**Aim of the task**
Lines of the material that include the word "redseafilm" are to be counted; only their number should be given.

==== Raw data ====

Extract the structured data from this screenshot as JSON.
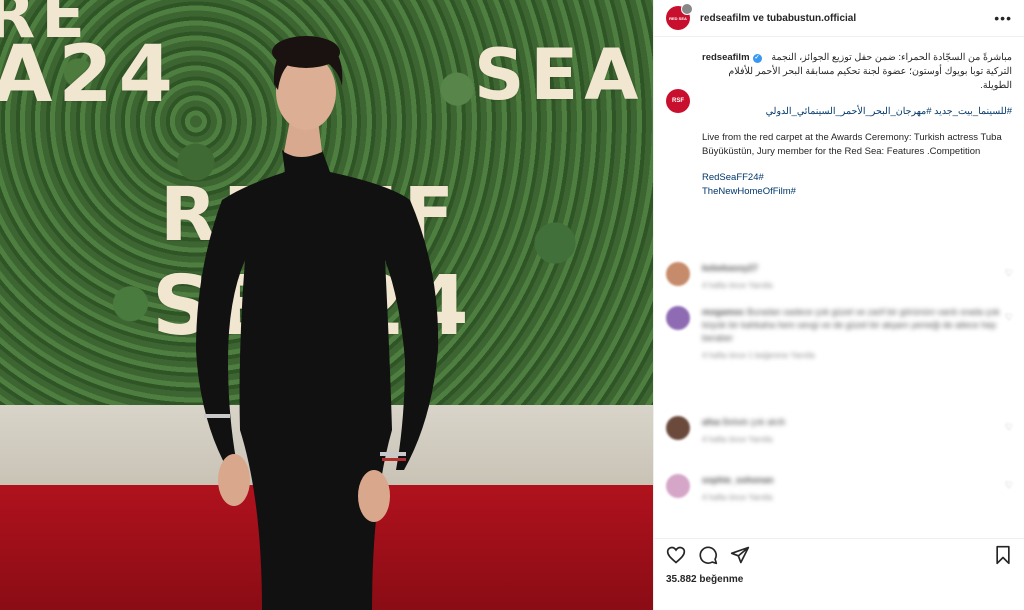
{
  "photo": {
    "backdrop_logo_top": "RE",
    "backdrop_logo_top2": "A24",
    "backdrop_logo_mid": "REDFF",
    "backdrop_logo_mid2": "SEA24",
    "backdrop_logo_right": "SEA"
  },
  "header": {
    "title": "redseafilm ve tubabustun.official",
    "avatar_text": "RED SEA"
  },
  "caption": {
    "username": "redseafilm",
    "arabic_text": "مباشرةً من السجّادة الحمراء: ضمن حفل توزيع الجوائز، النجمة التركية توبا بويوك أوستون؛ عضوة لجنة تحكيم مسابقة البحر الأحمر للأفلام الطويلة.",
    "arabic_tags": "#للسينما_بيت_جديد #مهرجان_البحر_الأحمر_السينمائي_الدولي",
    "english_text": "Live from the red carpet at the Awards Ceremony: Turkish actress Tuba Büyüküstün, Jury member for the Red Sea: Features .Competition",
    "tag1": "RedSeaFF24#",
    "tag2": "TheNewHomeOfFilm#"
  },
  "comments": [
    {
      "user": "kebekasoy27",
      "text": "",
      "meta": "4 hafta önce    Yanıtla",
      "avatar_color": "#c68b6a"
    },
    {
      "user": "mogamoc",
      "text": "Buradan sadece çok güzel ve zarif bir görünüm vardı orada çok büyük bir kahkaha hem sevgi ve de güzel bir akşam yemeği de ailece hep beraber",
      "meta": "4 hafta önce    1 beğenme    Yanıtla",
      "avatar_color": "#8e6bb3"
    },
    {
      "user": "afsa",
      "text": "Bebek çok akıllı",
      "meta": "4 hafta önce    Yanıtla",
      "avatar_color": "#6b4a3c"
    },
    {
      "user": "sophie_sohonan",
      "text": "",
      "meta": "4 hafta önce    Yanıtla",
      "avatar_color": "#d6a6c8"
    }
  ],
  "actions": {
    "like_icon": "heart-icon",
    "comment_icon": "comment-icon",
    "share_icon": "send-icon",
    "save_icon": "bookmark-icon"
  },
  "likes": "35.882 beğenme"
}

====

**Answer to this problem**
2